As we celebrate the 500th anniversary of the Reformation, I have heard people ask, “Why is this important to us?” The five main doctrines around which the Reformers united stem from the very gospel that impacts daily living. In the midst of turmoil with the Roman Catholic Church, many Christians chose to die for the sake of the gospel rather than to accept the false teaching of Roman Catholicism. Five h
undred years later, these same doctrines impact us as well.
Sola Gratia (by grace alone)
Grace alone is at the heart of the Christian life. It occupies a fundamental position in the truth we confess and the lives we live in Christ. As Paul so soberly wrote, our world is corrupt and broken, under the influence of the devil who walks around seeking whom he may devour. Mankind is broken, living according to the lusts of the flesh (Ephesians 2:1-3). In spite of this, God demonstrated grace toward us, “…that in the ages to come He might show the exceeding riches of His grace in His kindness toward us in Christ Jesus” (Ephesians 2:7). God saves, sustains, and grows us by grace. As we live by grace, we must be committed to sharing it with others who need it. We cannot face the pressures, difficulties, and burdens of a broken world outside the grace of Jesus Christ. Therefore, we celebrate grace and seek to live by it daily in service to Christ and others despite our weaknesses and limitations.
Sola Fide (by faith alone)
The Catholic Church taught that faith, although essential, was not sufficient for salvation; salvation requires faith plus works. However, the Reformers boldly pronounced it was faith alone that saved. As the Apostle Paul wrote, “For by grace you have been saved through faith, and that not of yourselves, it is the gift of God, not of works, lest anyone should boast. For we are his workmanship, created in Christ Jesus for good works, which God prepared beforehand that we should walk in them” (Ephesians 2:8-10). Salvation and daily living are contingent upon faith in Christ. As we face life’s daily challenges, we must constantly remind ourselves, the answer to life’s difficulties always begin with faith in Christ. The writer of Hebrews proclaimed, “Without faith it is impossible to please God” (Hebrews 11:6). Therefore, the answers to life’s problems must focus on faith in Christ alone.
Sola Scriptura (by Scripture alone)
The conflict between the Reformers and the Catholic Church dealt with the authority in the Christian life. Rome taught that the authority for the Christian life was in Church’s tradition and teachings (known as the Magisterium), plus the Bible. The Reformers taught that the authority for daily Christian living was in Scripture alone. The Bible exclusively maintains the authority for the Christian in all matters of faith and life. While there are many sources for helpful information, only the Bible maintains authority. Regarding the Scriptures, Paul wrote, “All Scripture was given by inspiration of God, and is profitable for doctrine, for reproof, for correction, for instruction in righteousness, that the man of God may be complete, thoroughly equipped for every good work” (2 Timothy 3:16-17). Therefore, in all matters of living, the Scriptures maintain formal and functional authority.

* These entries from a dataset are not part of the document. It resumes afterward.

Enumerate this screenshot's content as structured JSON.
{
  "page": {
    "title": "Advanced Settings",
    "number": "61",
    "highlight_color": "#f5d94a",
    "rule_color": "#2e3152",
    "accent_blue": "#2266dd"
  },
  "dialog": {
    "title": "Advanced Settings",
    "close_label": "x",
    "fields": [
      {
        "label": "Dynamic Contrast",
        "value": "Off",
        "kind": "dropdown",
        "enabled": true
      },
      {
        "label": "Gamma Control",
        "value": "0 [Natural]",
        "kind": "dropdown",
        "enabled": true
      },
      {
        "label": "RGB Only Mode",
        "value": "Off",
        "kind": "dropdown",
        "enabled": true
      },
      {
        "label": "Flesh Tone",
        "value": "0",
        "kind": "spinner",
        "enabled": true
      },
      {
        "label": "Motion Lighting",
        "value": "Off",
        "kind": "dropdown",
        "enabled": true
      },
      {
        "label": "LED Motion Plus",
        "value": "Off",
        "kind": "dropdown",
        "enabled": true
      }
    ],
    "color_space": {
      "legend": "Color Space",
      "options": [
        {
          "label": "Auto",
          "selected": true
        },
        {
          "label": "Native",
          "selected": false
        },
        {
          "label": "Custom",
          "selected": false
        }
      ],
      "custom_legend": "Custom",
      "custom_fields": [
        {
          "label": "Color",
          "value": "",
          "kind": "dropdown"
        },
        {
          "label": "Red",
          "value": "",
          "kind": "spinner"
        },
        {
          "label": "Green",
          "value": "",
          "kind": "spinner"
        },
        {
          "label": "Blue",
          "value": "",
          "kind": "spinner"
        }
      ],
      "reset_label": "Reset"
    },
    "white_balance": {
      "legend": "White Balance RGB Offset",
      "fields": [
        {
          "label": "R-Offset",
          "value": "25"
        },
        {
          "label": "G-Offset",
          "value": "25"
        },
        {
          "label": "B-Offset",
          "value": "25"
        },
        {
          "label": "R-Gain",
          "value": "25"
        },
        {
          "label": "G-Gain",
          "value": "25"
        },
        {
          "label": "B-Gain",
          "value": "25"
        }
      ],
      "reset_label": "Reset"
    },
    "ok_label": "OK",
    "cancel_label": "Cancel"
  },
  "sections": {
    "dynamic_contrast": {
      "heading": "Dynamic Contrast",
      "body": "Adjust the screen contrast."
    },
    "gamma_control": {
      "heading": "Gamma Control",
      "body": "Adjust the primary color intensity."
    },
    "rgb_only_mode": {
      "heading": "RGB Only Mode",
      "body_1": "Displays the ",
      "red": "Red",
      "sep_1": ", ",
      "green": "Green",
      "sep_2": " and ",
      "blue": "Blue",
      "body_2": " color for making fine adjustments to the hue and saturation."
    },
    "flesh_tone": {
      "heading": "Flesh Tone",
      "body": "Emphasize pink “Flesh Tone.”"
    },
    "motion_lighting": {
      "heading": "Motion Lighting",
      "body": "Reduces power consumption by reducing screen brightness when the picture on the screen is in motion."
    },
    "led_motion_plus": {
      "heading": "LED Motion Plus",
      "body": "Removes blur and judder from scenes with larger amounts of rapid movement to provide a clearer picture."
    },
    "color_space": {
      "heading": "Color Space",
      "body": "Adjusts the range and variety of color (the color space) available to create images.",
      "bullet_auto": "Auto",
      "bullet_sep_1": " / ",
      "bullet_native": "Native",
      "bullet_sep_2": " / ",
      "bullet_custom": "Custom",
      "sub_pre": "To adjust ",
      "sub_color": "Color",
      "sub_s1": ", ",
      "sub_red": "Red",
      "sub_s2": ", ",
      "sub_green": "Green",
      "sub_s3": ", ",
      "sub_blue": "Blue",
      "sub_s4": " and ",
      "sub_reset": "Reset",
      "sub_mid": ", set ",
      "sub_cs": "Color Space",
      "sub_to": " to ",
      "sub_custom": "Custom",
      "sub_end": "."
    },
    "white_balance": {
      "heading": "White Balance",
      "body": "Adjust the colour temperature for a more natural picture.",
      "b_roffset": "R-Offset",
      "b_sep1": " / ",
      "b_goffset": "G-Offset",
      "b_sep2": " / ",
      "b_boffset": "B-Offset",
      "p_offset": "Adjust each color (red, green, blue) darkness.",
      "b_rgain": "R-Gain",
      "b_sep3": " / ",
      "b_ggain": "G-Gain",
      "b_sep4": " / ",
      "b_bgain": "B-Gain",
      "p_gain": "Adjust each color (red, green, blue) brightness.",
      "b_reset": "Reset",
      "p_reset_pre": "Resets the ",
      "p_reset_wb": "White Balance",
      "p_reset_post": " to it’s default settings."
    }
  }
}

Solus Christus (by Christ alone)
Jesus Christ is the person behind all the other solas. Salvation comes only by and through Jesus, as He said, “I am the way, the truth, and the life, no man comes to the Father except through Me” (John 14:6). Paul wrote, “But the free gift is not like the offense. For if by the one man’s offense many died, much more the grace of God and the gift by the grace of the one Man, Jesus Christ, abounded to many” (Romans 5:15). Peter preached, “Nor is there salvation in any other, for there is no other name under heaven given among men by which we must be saved” (Acts 4:12). Christ alone is the mediator between God and man. He is the message we preach. He is the person we trust. Jesus is the center of the Christian life. Therefore, Jesus alone is the heart of daily living.
Soli Deo Gloria (glory to God alone)
Christians are to proclaim and live for God’s glory alone. God is glorious (Psalm 138:4-6). Jesus manifested the glory of God among men (John 1:14). As Christians, we are to live our lives in bringing glory to God (1 Corinthians 10:31). God receives the glory for anything good, honorable, and notable that is done. All fruit of righteousness is produced through Jesus Christ for the glory of God (Philippians 1:11). Our salvation and sanctification resound to the praise and glory of God alone (Ephesians 1:3-14). Therefore, we live daily in the power of Christ for God’s glory